In Chapter One of the Book, “Restoring the American Republic (also the subtitle of the book itself), Mark lays out his case that judicial precedent and politics have in effect altered the Constitution the framers intended us to have, and restoring a constitutional republic as originally envisioned is going to require some extensive amending. Fortunately, Mark has posted this chapter online for all to read. I urge readers to click on the link and see the case that Mark makes.
An Amendment to Establish Term Limits for Members of Congress
An Amendment to Restore the Senate (repeal of the 17th Amendment establishing direct elections, provisions for replacement of senators before the end of their terms, and establishing the right of a state legislature to remove a senator upon a two-thirds vote).
An Amendment to Establish Term Limits for Supreme Court Justices and Super-Majority Legislative Override
Two Amendments to Limit Federal Spending and Taxation (limiting the federal government to outlays not exceeding 17.5% of GDP, and limiting total federal tax collections from any source to no more than 15% of a person’s income). I must confess that I found reliance on specific numbers troubling here and in a few other amendments because there is so much room for manipulation in calculating GDP and income, or in determining the value of certain dollar amounts included in other amendments. But Mark makes very clear his is not the last word on this or any other subject, but merely a proposal to get people thinking about an entire package that counteract the transformation of the federal government into a colossus never imagined by the founders.

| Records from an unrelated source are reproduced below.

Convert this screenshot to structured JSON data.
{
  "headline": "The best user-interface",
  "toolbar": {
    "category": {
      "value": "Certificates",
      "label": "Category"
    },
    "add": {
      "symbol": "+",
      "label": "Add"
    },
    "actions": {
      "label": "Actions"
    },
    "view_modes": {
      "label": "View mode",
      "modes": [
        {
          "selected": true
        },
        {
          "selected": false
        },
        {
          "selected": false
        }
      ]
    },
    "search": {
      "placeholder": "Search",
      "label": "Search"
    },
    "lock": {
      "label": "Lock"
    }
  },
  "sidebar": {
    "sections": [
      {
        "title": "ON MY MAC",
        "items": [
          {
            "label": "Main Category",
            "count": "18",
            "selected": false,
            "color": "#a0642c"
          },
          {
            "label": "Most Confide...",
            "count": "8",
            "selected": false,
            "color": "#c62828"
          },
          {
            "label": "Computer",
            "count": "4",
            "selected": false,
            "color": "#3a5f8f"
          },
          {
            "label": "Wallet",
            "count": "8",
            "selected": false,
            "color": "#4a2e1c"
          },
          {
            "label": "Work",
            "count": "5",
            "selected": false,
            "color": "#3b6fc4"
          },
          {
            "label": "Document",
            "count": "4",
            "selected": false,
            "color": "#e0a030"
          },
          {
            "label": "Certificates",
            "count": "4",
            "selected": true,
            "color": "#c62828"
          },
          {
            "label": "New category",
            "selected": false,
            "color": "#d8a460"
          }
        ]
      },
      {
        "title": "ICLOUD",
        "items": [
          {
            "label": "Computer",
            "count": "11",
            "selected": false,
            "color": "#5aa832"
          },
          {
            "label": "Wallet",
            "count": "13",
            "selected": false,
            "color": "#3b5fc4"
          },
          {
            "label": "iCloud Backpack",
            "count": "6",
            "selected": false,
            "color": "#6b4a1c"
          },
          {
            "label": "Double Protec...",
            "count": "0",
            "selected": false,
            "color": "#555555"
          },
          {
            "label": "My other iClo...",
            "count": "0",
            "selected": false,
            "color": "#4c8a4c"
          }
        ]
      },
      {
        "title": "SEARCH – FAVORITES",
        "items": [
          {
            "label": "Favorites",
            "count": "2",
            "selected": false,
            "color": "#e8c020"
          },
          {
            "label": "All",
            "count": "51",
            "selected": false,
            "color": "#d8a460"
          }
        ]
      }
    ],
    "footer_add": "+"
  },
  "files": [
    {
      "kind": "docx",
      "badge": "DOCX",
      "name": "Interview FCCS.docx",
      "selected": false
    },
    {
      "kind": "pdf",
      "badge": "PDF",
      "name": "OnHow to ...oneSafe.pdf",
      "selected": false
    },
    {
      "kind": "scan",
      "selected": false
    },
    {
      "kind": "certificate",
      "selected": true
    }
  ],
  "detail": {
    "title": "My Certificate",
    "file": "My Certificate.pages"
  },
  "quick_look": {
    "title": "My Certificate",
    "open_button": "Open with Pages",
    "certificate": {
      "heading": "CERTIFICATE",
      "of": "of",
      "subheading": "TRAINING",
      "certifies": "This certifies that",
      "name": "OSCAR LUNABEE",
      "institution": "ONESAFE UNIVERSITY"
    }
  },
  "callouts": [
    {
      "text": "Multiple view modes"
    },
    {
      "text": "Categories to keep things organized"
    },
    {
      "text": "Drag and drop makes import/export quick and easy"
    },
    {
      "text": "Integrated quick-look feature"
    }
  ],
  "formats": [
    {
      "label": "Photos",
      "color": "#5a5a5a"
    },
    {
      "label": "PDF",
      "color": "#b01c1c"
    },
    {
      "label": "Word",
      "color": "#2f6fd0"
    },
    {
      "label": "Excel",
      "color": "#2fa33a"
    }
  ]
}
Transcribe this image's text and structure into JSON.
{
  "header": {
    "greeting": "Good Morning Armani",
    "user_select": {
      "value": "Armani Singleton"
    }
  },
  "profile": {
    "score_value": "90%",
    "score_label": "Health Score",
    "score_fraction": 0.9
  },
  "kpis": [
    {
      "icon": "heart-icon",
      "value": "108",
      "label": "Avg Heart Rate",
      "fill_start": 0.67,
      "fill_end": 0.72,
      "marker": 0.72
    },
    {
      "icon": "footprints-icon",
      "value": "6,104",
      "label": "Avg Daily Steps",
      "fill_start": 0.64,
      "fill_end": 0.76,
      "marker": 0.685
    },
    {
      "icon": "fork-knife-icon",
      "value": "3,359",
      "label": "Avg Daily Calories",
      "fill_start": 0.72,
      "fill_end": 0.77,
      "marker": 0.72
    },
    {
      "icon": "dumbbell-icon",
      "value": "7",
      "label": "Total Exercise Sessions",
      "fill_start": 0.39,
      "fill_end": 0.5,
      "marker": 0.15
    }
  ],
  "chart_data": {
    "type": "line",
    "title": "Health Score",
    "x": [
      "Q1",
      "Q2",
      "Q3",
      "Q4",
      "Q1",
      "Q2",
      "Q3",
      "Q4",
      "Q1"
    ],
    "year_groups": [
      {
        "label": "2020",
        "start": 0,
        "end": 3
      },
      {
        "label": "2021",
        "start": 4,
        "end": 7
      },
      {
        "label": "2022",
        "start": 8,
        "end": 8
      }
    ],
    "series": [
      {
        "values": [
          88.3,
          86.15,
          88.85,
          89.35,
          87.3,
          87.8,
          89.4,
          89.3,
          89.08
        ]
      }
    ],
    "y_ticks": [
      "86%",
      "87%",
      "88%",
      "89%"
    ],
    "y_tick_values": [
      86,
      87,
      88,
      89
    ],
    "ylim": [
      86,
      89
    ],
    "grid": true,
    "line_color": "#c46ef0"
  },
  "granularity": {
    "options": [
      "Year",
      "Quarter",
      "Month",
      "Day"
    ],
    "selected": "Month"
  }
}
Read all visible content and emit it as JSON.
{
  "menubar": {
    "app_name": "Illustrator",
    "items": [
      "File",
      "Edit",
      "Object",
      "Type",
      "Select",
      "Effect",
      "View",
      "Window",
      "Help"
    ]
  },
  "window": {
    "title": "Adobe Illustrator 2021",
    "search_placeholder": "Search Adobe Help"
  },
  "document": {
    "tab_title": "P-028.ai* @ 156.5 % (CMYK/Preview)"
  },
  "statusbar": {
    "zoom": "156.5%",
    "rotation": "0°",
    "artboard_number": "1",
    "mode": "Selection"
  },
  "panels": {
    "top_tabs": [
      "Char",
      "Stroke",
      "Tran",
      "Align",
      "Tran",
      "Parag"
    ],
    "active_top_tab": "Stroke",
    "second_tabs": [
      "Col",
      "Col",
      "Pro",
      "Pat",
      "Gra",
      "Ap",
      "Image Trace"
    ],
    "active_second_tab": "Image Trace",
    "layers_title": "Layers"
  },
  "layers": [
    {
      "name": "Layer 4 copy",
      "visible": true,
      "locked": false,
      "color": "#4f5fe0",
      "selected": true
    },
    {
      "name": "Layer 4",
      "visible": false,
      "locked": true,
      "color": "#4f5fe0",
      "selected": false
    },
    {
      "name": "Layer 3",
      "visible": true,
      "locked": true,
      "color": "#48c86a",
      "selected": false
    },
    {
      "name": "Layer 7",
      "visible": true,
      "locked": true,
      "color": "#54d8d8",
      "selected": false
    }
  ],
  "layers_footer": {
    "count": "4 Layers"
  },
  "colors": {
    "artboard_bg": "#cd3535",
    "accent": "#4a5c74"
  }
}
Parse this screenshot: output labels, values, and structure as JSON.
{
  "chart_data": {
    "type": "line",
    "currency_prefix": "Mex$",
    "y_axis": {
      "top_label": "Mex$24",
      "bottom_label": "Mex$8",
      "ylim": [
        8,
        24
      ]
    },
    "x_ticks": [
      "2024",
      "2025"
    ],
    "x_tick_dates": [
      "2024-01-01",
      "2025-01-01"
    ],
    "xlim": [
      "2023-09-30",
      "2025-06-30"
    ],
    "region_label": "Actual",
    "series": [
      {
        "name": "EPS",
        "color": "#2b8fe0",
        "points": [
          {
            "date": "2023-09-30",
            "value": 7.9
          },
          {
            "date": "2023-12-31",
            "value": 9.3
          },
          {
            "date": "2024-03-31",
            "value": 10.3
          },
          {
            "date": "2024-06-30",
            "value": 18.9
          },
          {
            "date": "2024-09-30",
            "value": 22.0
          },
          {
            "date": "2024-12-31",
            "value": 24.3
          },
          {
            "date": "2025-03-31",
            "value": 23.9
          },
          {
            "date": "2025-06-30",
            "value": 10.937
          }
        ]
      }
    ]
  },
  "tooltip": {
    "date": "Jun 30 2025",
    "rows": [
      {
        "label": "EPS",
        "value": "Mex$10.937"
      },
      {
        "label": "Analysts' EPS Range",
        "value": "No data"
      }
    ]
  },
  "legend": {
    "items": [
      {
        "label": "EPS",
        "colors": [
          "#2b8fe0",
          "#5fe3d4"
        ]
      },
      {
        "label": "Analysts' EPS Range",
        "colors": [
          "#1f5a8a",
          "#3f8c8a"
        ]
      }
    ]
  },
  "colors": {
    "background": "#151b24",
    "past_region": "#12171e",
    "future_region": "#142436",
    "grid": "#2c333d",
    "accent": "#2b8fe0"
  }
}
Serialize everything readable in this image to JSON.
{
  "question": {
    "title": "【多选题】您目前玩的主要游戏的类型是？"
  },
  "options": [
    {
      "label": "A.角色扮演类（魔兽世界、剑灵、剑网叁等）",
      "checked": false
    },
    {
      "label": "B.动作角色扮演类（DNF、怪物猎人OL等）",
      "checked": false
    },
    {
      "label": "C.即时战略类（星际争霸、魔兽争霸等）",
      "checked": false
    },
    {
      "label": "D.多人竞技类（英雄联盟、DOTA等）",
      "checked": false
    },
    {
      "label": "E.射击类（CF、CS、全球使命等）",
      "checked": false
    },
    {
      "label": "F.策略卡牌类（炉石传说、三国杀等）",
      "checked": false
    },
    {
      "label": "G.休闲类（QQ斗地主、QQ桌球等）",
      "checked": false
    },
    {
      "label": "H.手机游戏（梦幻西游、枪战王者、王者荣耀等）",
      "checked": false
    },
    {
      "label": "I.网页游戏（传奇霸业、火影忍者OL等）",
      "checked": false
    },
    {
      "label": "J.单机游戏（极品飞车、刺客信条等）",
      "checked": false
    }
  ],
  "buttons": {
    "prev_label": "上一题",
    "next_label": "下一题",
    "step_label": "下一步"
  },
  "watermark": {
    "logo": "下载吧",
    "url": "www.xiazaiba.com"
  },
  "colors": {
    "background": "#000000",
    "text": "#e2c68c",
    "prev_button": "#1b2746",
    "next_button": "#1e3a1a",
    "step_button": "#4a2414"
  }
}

An Amendment to Limit the Federal Bureaucracy (automatic sunset for all department and agencies if they are not legislatively reauthorized, mandatory congressional authorization of any regulation imposed by bureaucrats if the economic burden exceeds $100 million).
An Amendment to Promote Free Enterprise (redefining the Commerce Clause to a specific grant of power limited to preventing states from impeding commerce among the states, and preventing Congress from regulating commerce within a state).
An Amendment to Protect Private Property (curbing abuses under the Takings Clause).
An Amendment to Grant the States Authority to Directly Amend the Constitution (allowing two thirds of the states, voting for the exact same language, to amend the Constitution, and providing a six year time frame within which the passage must be secured).
An Amendment to Grant States Authority to Check Congress (three fifths of the state legislatures may overturn acts of Congress or larger impact executive orders, within 24 months, with no judicial review permitted).
An Amendment to Protect the Vote (requiring photo ID for voting in person or via mail ballot and prohibiting electronic voting).